This form of bankruptcy wipes out an individual’s general unsecured debts like medical bills and credit cards. To qualify for this, a person must have little to no disposable source of income. When you take this course, a trustee administers your case. Other than reviewing bankruptcy documents and papers, the trustee’s work is to sell a non-exempt property to pay for debts incurred from their client’s creditors. If you don’t have any assets that are non-exempt, the creditors will get nothing.
This is the common route of low-income individuals that have little to no assets who want to rid themselves of unsecured debts. If you fit this description, seek the assistance of a bankruptcy attorney.
This form of bankruptcy is for those who have a regular and ample source of income who have the ability to at least pay part of their debts with a repayment plan. If you make enough money, this may be the route you will take rather than Chapter 7.
When you file for Chapter 13 bankruptcy, you get to retain all your property, even non-exempt assets. In exchange for keeping the abovementioned, you have to pay all or a part of your debts. The amount you need will depend on income, expenses and the types of debt you have.

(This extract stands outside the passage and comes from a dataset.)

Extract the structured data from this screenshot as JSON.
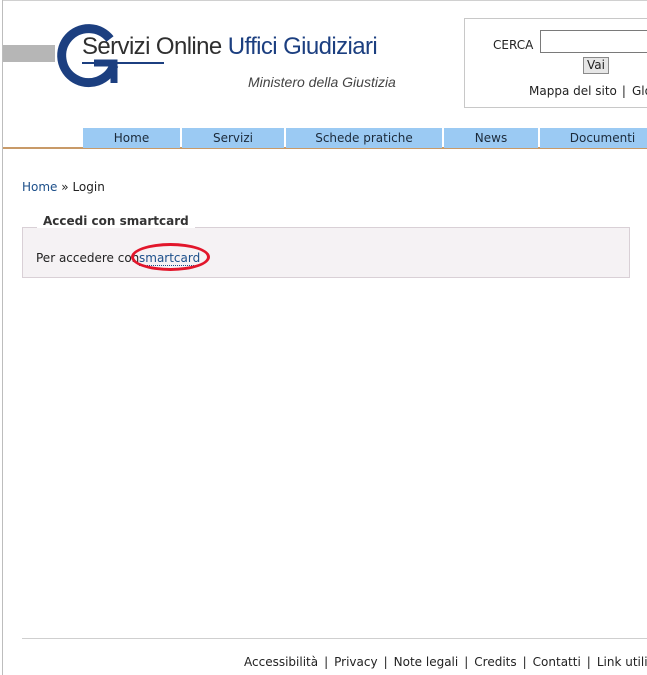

These two are the options you have when you have to file for bankruptcy; knowing the difference allows you to weigh the pros and cons of your choice, and determines if you qualify for either one.